Problem: Report every line from the material that contains the word "number".

Input:
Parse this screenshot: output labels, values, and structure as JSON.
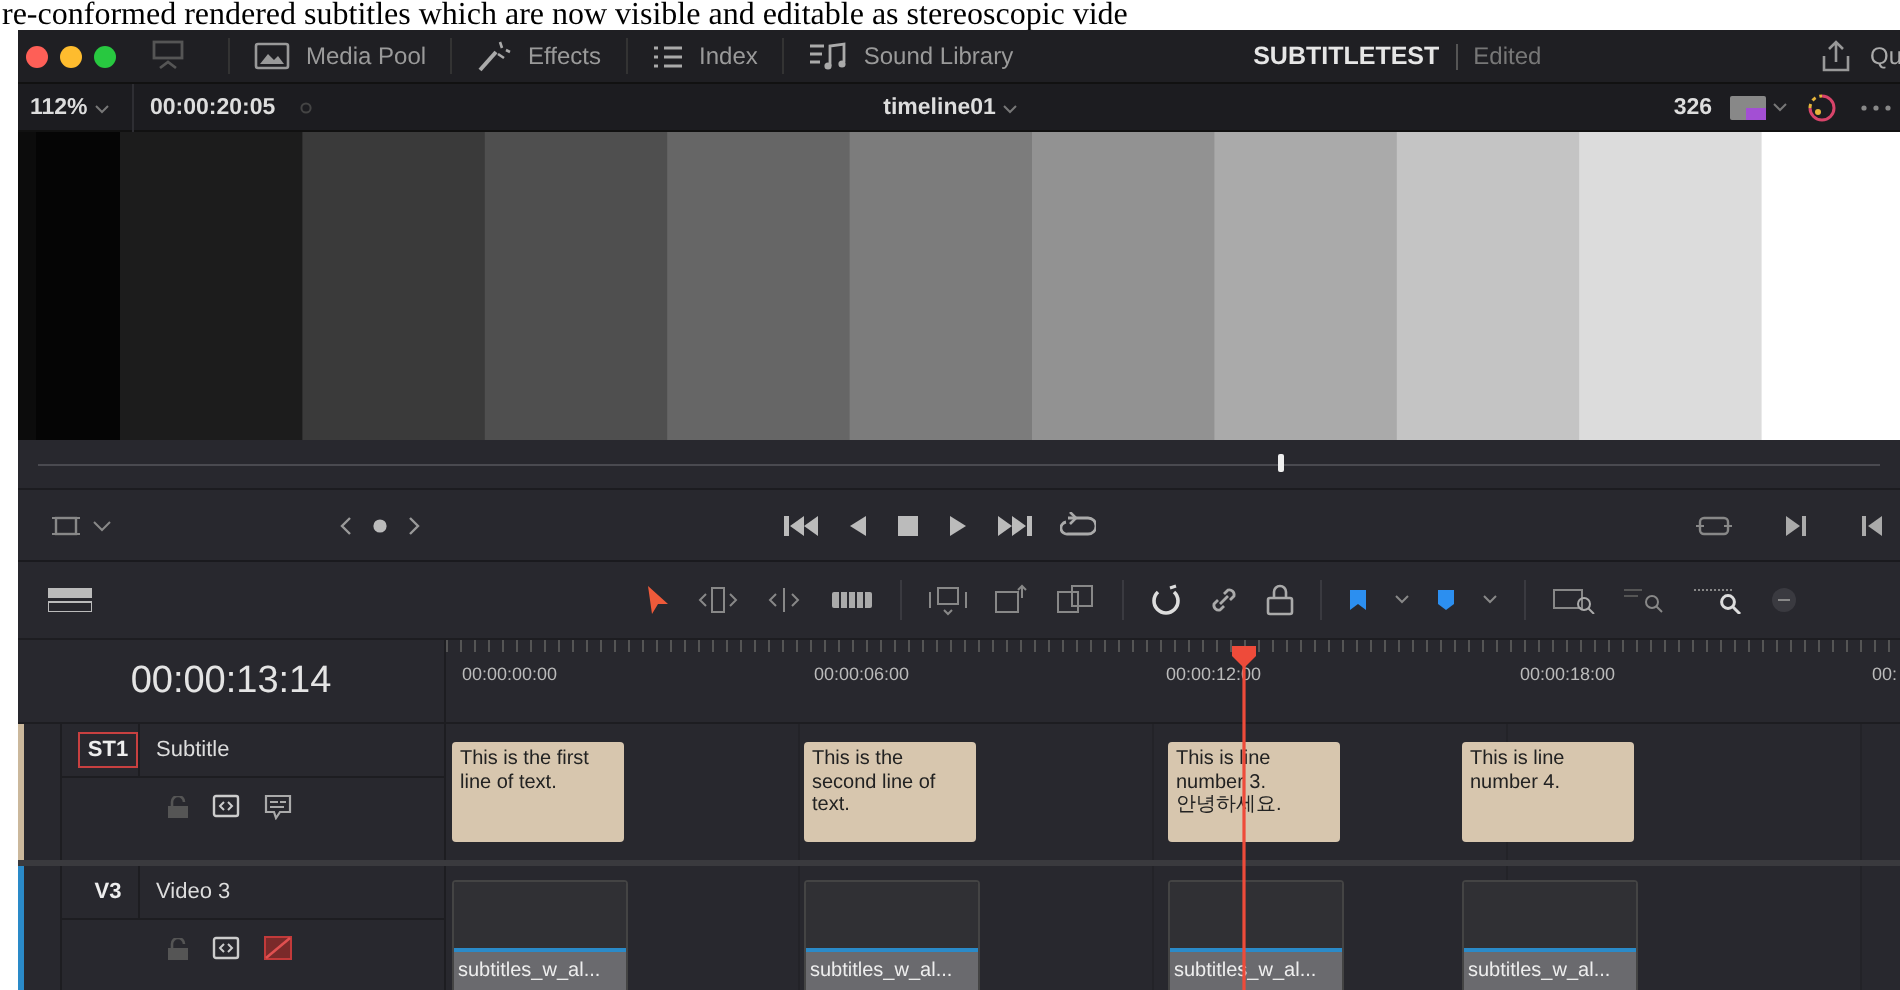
{
  "caption": "re-conformed rendered subtitles which are now visible and editable as stereoscopic vide",
  "window": {
    "tabs": [
      {
        "label": "Media Pool",
        "kind": "media"
      },
      {
        "label": "Effects",
        "kind": "effects"
      },
      {
        "label": "Index",
        "kind": "index"
      },
      {
        "label": "Sound Library",
        "kind": "sound"
      }
    ],
    "project": "SUBTITLETEST",
    "status": "Edited",
    "share_label": "Qu"
  },
  "viewer": {
    "zoom": "112%",
    "timecode": "00:00:20:05",
    "timeline": "timeline01",
    "frame_count": "326",
    "kind": "picture"
  },
  "tools": [
    {
      "kind": "select",
      "selected": true
    },
    {
      "kind": "trim",
      "selected": false
    },
    {
      "kind": "dynamic",
      "selected": false
    },
    {
      "kind": "blade",
      "selected": false
    }
  ],
  "timeline": {
    "timecode": "00:00:13:14",
    "ruler": [
      "00:00:00:00",
      "00:00:06:00",
      "00:00:12:00",
      "00:00:18:00",
      "00:"
    ],
    "tracks": [
      {
        "id": "ST1",
        "name": "Subtitle",
        "kind": "subtitle",
        "selected": true,
        "clips": [
          "This is the first line of text.",
          "This is the second line of text.",
          "This is line number 3. 안녕하세요.",
          "This is line number 4."
        ]
      },
      {
        "id": "V3",
        "name": "Video 3",
        "kind": "video",
        "selected": false,
        "clips": [
          "subtitles_w_al...",
          "subtitles_w_al...",
          "subtitles_w_al...",
          "subtitles_w_al..."
        ]
      }
    ]
  }
}
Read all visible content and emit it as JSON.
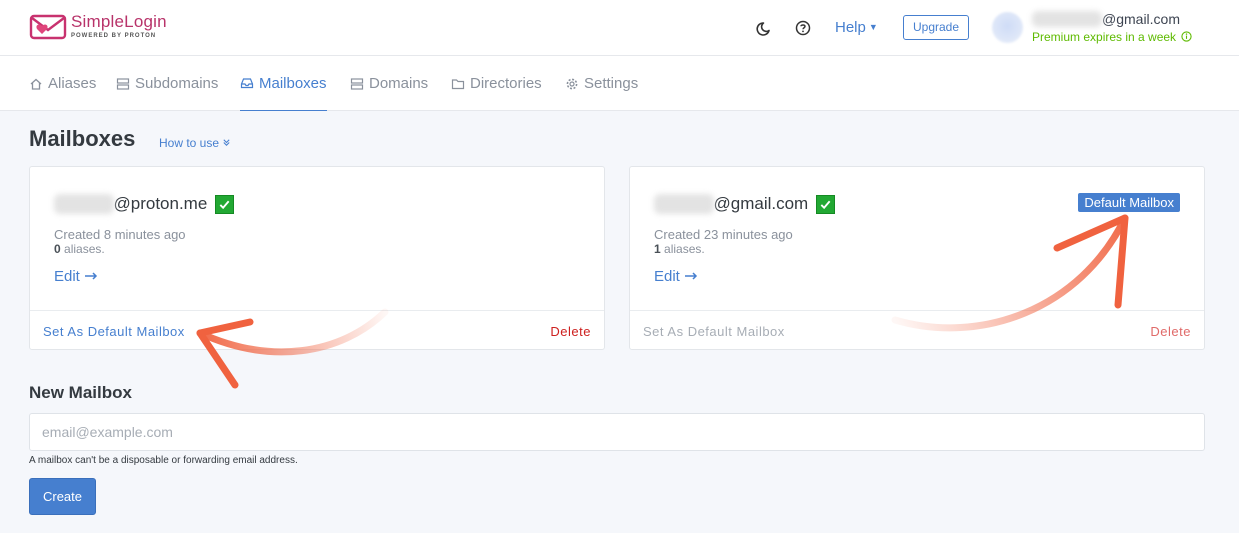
{
  "header": {
    "logo_title": "SimpleLogin",
    "logo_subtitle": "POWERED BY PROTON",
    "help_label": "Help",
    "upgrade_label": "Upgrade",
    "user_email_suffix": "@gmail.com",
    "premium_text": "Premium expires in a week"
  },
  "nav": {
    "items": [
      {
        "label": "Aliases",
        "icon": "home-icon"
      },
      {
        "label": "Subdomains",
        "icon": "server-icon"
      },
      {
        "label": "Mailboxes",
        "icon": "inbox-icon",
        "active": true
      },
      {
        "label": "Domains",
        "icon": "server-icon"
      },
      {
        "label": "Directories",
        "icon": "folder-icon"
      },
      {
        "label": "Settings",
        "icon": "gear-icon"
      }
    ]
  },
  "page": {
    "title": "Mailboxes",
    "how_to": "How to use"
  },
  "mailboxes": [
    {
      "email_suffix": "@proton.me",
      "created": "Created 8 minutes ago",
      "alias_count": "0",
      "alias_suffix": " aliases.",
      "edit_label": "Edit",
      "set_default_label": "Set As Default Mailbox",
      "delete_label": "Delete"
    },
    {
      "email_suffix": "@gmail.com",
      "badge": "Default Mailbox",
      "created": "Created 23 minutes ago",
      "alias_count": "1",
      "alias_suffix": " aliases.",
      "edit_label": "Edit",
      "set_default_label": "Set As Default Mailbox",
      "delete_label": "Delete"
    }
  ],
  "new_mailbox": {
    "title": "New Mailbox",
    "placeholder": "email@example.com",
    "hint": "A mailbox can't be a disposable or forwarding email address.",
    "create_label": "Create"
  },
  "colors": {
    "accent": "#467fcf",
    "brand": "#b8336a",
    "success": "#5eba00",
    "danger": "#cd201f",
    "annotation": "#f0623f"
  }
}
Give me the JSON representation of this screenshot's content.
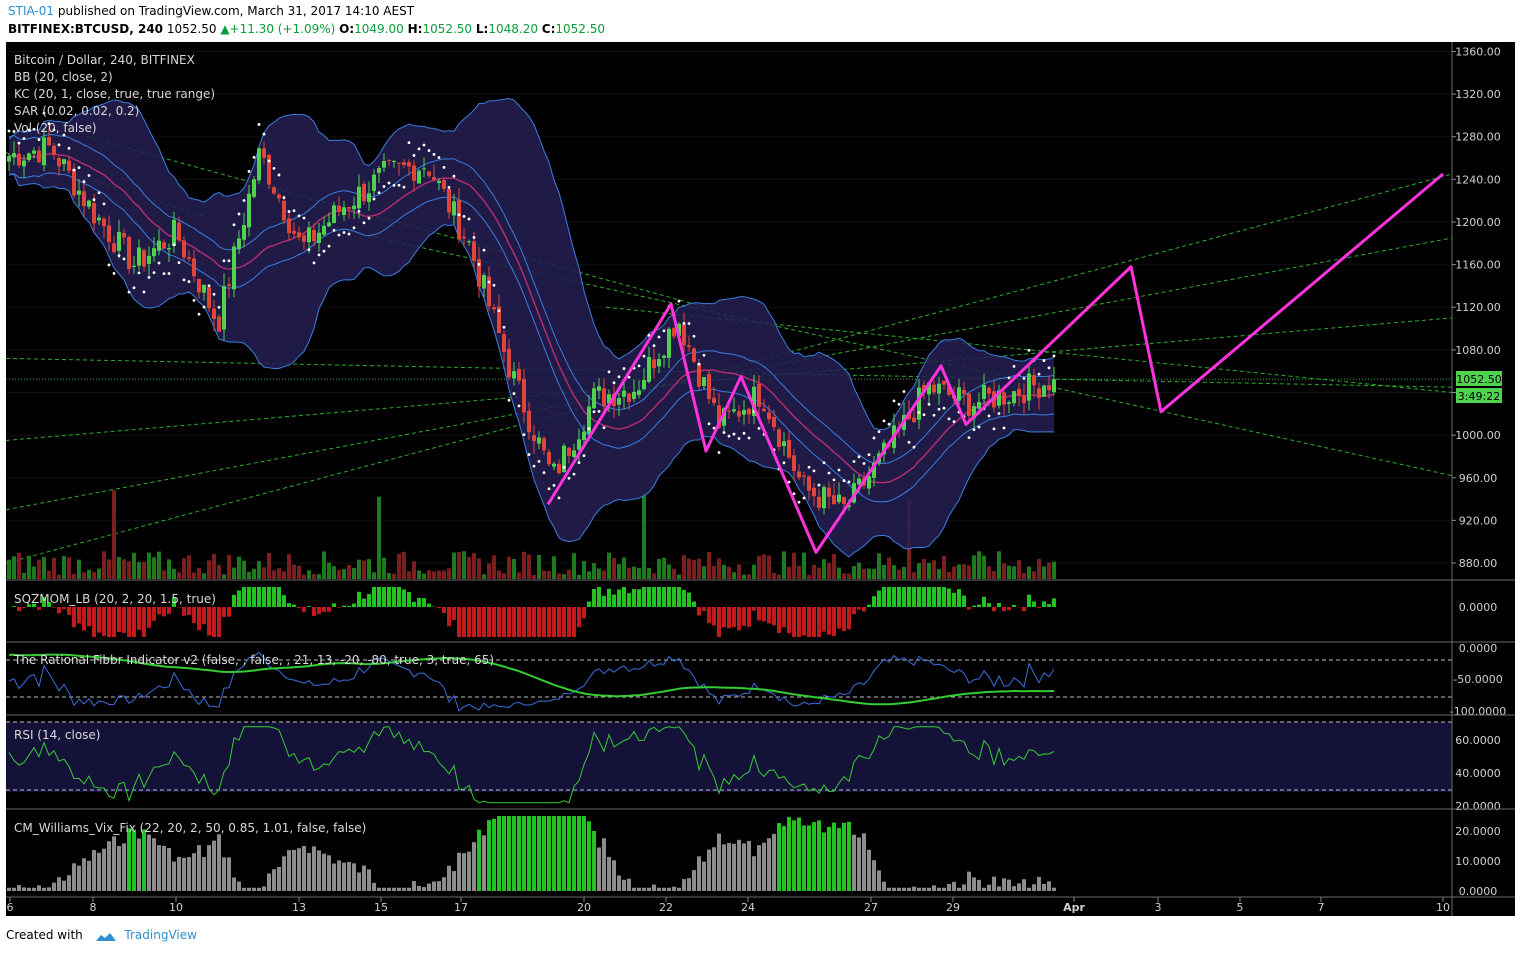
{
  "header": {
    "user": "STIA-01",
    "published_text": " published on TradingView.com, March 31, 2017 14:10 AEST",
    "symbol": "BITFINEX:BTCUSD, 240",
    "last": "1052.50",
    "change": "+11.30 (+1.09%)",
    "o_label": "O:",
    "o_val": "1049.00",
    "h_label": "H:",
    "h_val": "1052.50",
    "l_label": "L:",
    "l_val": "1048.20",
    "c_label": "C:",
    "c_val": "1052.50"
  },
  "legend": {
    "title": "Bitcoin / Dollar, 240, BITFINEX",
    "bb": "BB (20, close, 2)",
    "kc": "KC (20, 1, close, true, true range)",
    "sar": "SAR (0.02, 0.02, 0.2)",
    "vol": "Vol (20, false)"
  },
  "panes": {
    "sqz": "SQZMOM_LB (20, 2, 20, 1.5, true)",
    "fibbr": "The Rational Fibbr Indicator v2 (false, , false, , 21, 13, -20, -80, true, 3, true, 65)",
    "rsi": "RSI (14, close)",
    "vix": "CM_Williams_Vix_Fix (22, 20, 2, 50, 0.85, 1.01, false, false)"
  },
  "price_badge": "1052.50",
  "timer_badge": "3:49:22",
  "footer": {
    "created": "Created with",
    "brand": "TradingView"
  },
  "colors": {
    "background": "#000000",
    "up": "#4fd34f",
    "down": "#e0453a",
    "projection": "#ff33dd",
    "bb_fill": "#241e52",
    "band": "#3b7fe0",
    "sar": "#ffffff",
    "trend": "#33cc33"
  },
  "chart_data": [
    {
      "type": "candlestick",
      "title": "Bitcoin / Dollar, 240, BITFINEX",
      "y_ticks": [
        "1360.00",
        "1320.00",
        "1280.00",
        "1240.00",
        "1200.00",
        "1160.00",
        "1120.00",
        "1080.00",
        "1040.00",
        "1000.00",
        "960.00",
        "920.00",
        "880.00"
      ],
      "x_ticks": [
        "6",
        "8",
        "10",
        "13",
        "15",
        "17",
        "20",
        "22",
        "24",
        "27",
        "29",
        "Apr",
        "3",
        "5",
        "7",
        "10"
      ],
      "ylim": [
        865,
        1367
      ],
      "close_path": [
        {
          "date": "Mar 6",
          "price": 1262
        },
        {
          "date": "Mar 7",
          "price": 1270
        },
        {
          "date": "Mar 8",
          "price": 1210
        },
        {
          "date": "Mar 9",
          "price": 1160
        },
        {
          "date": "Mar 10",
          "price": 1190
        },
        {
          "date": "Mar 11",
          "price": 1105
        },
        {
          "date": "Mar 11b",
          "price": 1265
        },
        {
          "date": "Mar 12",
          "price": 1175
        },
        {
          "date": "Mar 13",
          "price": 1215
        },
        {
          "date": "Mar 15",
          "price": 1245
        },
        {
          "date": "Mar 16",
          "price": 1255
        },
        {
          "date": "Mar 17",
          "price": 1180
        },
        {
          "date": "Mar 18",
          "price": 1060
        },
        {
          "date": "Mar 19",
          "price": 960
        },
        {
          "date": "Mar 20",
          "price": 1035
        },
        {
          "date": "Mar 21",
          "price": 1045
        },
        {
          "date": "Mar 22",
          "price": 1110
        },
        {
          "date": "Mar 23",
          "price": 1010
        },
        {
          "date": "Mar 24",
          "price": 1040
        },
        {
          "date": "Mar 25",
          "price": 950
        },
        {
          "date": "Mar 26",
          "price": 930
        },
        {
          "date": "Mar 27",
          "price": 985
        },
        {
          "date": "Mar 28",
          "price": 1045
        },
        {
          "date": "Mar 29",
          "price": 1030
        },
        {
          "date": "Mar 30",
          "price": 1040
        },
        {
          "date": "Mar 31",
          "price": 1052.5
        }
      ],
      "projection": [
        {
          "point": "A",
          "price": 935
        },
        {
          "point": "B",
          "price": 1123
        },
        {
          "point": "C",
          "price": 985
        },
        {
          "point": "D",
          "price": 1055
        },
        {
          "point": "E",
          "price": 890
        },
        {
          "point": "F",
          "price": 1065
        },
        {
          "point": "G",
          "price": 1010
        },
        {
          "point": "H",
          "price": 1158
        },
        {
          "point": "I",
          "price": 1022
        },
        {
          "point": "J",
          "price": 1245
        }
      ]
    }
  ]
}
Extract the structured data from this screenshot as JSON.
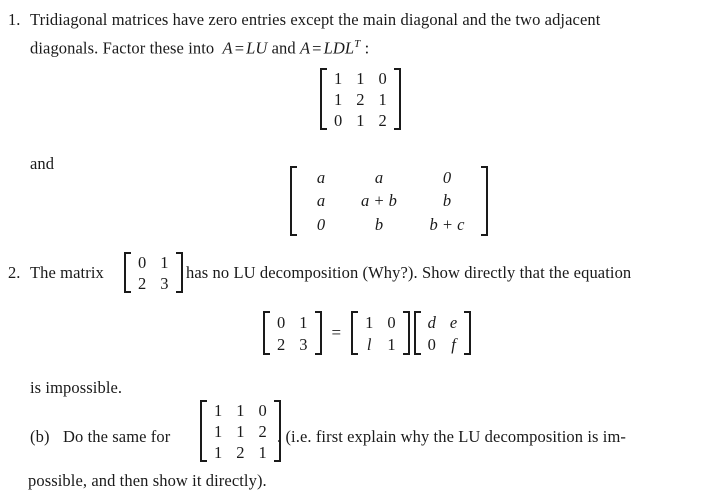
{
  "document": {
    "type": "math-problem-set",
    "background_color": "#ffffff",
    "text_color": "#1a1a1a"
  },
  "problems": [
    {
      "number": "1.",
      "line1": "Tridiagonal matrices have zero entries except the main diagonal and the two adjacent",
      "line2_prefix": "diagonals.  Factor these into",
      "formula_A1": "A",
      "formula_eq1": "=",
      "formula_LU": "LU",
      "formula_and": "and",
      "formula_A2": "A",
      "formula_eq2": "=",
      "formula_LDL": "LDL",
      "formula_T": "T",
      "formula_colon": ":",
      "matrix1": {
        "name": "tridiagonal-numeric-matrix",
        "rows": [
          [
            "1",
            "1",
            "0"
          ],
          [
            "1",
            "2",
            "1"
          ],
          [
            "0",
            "1",
            "2"
          ]
        ]
      },
      "and_label": "and",
      "matrix2": {
        "name": "tridiagonal-symbolic-matrix",
        "rows": [
          [
            "a",
            "a",
            "0"
          ],
          [
            "a",
            "a + b",
            "b"
          ],
          [
            "0",
            "b",
            "b + c"
          ]
        ]
      }
    },
    {
      "number": "2.",
      "line1_prefix": "The matrix",
      "inline_matrix": {
        "name": "matrix-0123",
        "rows": [
          [
            "0",
            "1"
          ],
          [
            "2",
            "3"
          ]
        ]
      },
      "line1_suffix": "has no LU decomposition (Why?).  Show directly that the equation",
      "equation": {
        "name": "lu-equation",
        "lhs": {
          "rows": [
            [
              "0",
              "1"
            ],
            [
              "2",
              "3"
            ]
          ]
        },
        "equals": "=",
        "rhs_L": {
          "rows": [
            [
              "1",
              "0"
            ],
            [
              "l",
              "1"
            ]
          ]
        },
        "rhs_U": {
          "rows": [
            [
              "d",
              "e"
            ],
            [
              "0",
              "f"
            ]
          ]
        }
      },
      "impossible_line": "is impossible.",
      "subpart": {
        "label": "(b)",
        "prefix": "Do the same for",
        "matrix": {
          "name": "matrix-110-112-121",
          "rows": [
            [
              "1",
              "1",
              "0"
            ],
            [
              "1",
              "1",
              "2"
            ],
            [
              "1",
              "2",
              "1"
            ]
          ]
        },
        "suffix": ".  (i.e.  first explain why the LU decomposition is im-",
        "continuation": "possible, and then show it directly)."
      }
    }
  ]
}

Task response:
          "This is line number 3. 안녕하세요.",
          "This is line number 4."
      "number": "1.",
      "number": "2.",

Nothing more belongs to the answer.